Religious Life

The Light of Hope – A Weekly Letter From Rabbi Davis – December 7, 2018

Shalom Chaverim,

Our news cycle has moved on, but I continue to think of the tragic wildfires that recently engulfed California. Even as I recall images of people fleeing the flames, even as I think of those who perished, one image sticks in my mind. It is charred hills of the Jewish summer camp, Hess Kramer.

While no one was hurt, most of the camp’s buildings were destroyed. But one thing remained unscathed- a large menorah that overlooks the valley below. Erected on a prominent hillside as a display of Jewish pride, today it is a symbol of our survival. It says, neither man nor nature can dim our light.

Other nations have come and gone. The Greeks, the Romans, the Babylonians. They tried to destroy us and have long since perished. But the Jew remains. Other natural disasters- floods, fires, earthquakes etc.- have befallen us. But we have persisted.

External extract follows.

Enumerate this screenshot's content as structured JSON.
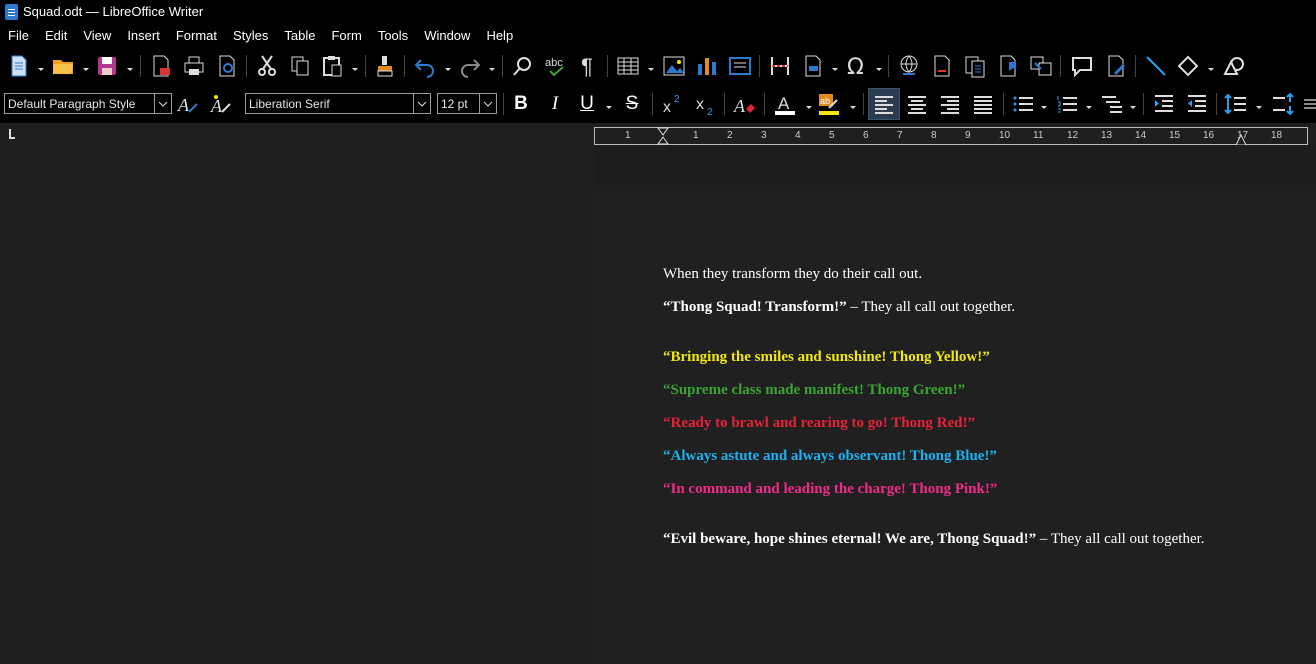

More than other holidays, Chanukah is the celebration of Jewish survival. It marks the tenacity of a small people to overcome great odds, to survive annihilation and assimilation, to flourish in the face of trials and to retain our unique identity and ways. Thus, Chanukah calls upon us to consider what we can do to strengthen our own Jewish identity and our people.

As important as it is, Jewish survival is not an end in and of itself but a means to an end. Our survival is our message. Our persistence proclaims hope to the downtrodden, the powerless, the dispossessed. It says, “we survived against all odds and we believe you can as well.” As Rabbi Daniel Gordis writes, “To be a Jew thus becomes a matter of making a statement, of reminding the world of the possibility of survival for those who would seem to have no hope.”

That is why we put our chanukiyot in our windows. That is why we publicize the miracle- not to brag, “Look I survived.” But rather to encourage by saying, “You too can rise up out of the ashes.” It is not about our superiority rather our responsibility. Even on a burned hilltop, even on a Pittsburgh street corner, we can be a light to the nation.

Chanukah Sameiach,
Rabbi Alexander Davis